[Data records for software interfaces]
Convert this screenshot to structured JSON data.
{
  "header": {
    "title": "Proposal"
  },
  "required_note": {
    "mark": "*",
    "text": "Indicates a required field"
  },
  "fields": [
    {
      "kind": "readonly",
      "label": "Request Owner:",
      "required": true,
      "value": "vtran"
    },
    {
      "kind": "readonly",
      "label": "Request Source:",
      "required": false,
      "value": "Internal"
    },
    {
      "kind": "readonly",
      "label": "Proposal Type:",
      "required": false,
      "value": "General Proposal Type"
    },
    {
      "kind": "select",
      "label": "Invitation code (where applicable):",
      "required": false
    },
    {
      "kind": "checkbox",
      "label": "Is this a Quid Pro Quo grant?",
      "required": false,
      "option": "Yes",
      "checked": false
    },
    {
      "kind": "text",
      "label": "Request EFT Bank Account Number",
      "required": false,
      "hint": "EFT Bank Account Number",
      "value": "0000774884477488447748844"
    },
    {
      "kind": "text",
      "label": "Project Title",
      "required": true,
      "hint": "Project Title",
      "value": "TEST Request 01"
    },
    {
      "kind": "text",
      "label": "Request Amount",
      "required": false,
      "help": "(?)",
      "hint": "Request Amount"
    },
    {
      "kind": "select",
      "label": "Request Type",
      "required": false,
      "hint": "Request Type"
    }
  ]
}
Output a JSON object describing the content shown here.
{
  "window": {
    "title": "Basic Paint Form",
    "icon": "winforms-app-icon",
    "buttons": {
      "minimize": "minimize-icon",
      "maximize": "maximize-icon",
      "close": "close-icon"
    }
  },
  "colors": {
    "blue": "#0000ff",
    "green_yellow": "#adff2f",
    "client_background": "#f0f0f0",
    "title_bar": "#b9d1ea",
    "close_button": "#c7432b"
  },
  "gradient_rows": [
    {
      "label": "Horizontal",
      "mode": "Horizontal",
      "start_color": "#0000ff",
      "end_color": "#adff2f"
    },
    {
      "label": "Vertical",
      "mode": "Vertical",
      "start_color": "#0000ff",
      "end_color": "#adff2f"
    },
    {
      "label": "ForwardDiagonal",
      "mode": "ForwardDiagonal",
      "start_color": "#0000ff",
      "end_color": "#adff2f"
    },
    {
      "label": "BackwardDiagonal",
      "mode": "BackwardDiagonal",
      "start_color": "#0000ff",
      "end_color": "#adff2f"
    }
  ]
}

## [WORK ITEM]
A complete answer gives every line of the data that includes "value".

## [ANSWER TO THE PROBLEM]
      "value": "vtran"
      "value": "Internal"
      "value": "General Proposal Type"
      "value": "0000774884477488447748844"
      "value": "TEST Request 01"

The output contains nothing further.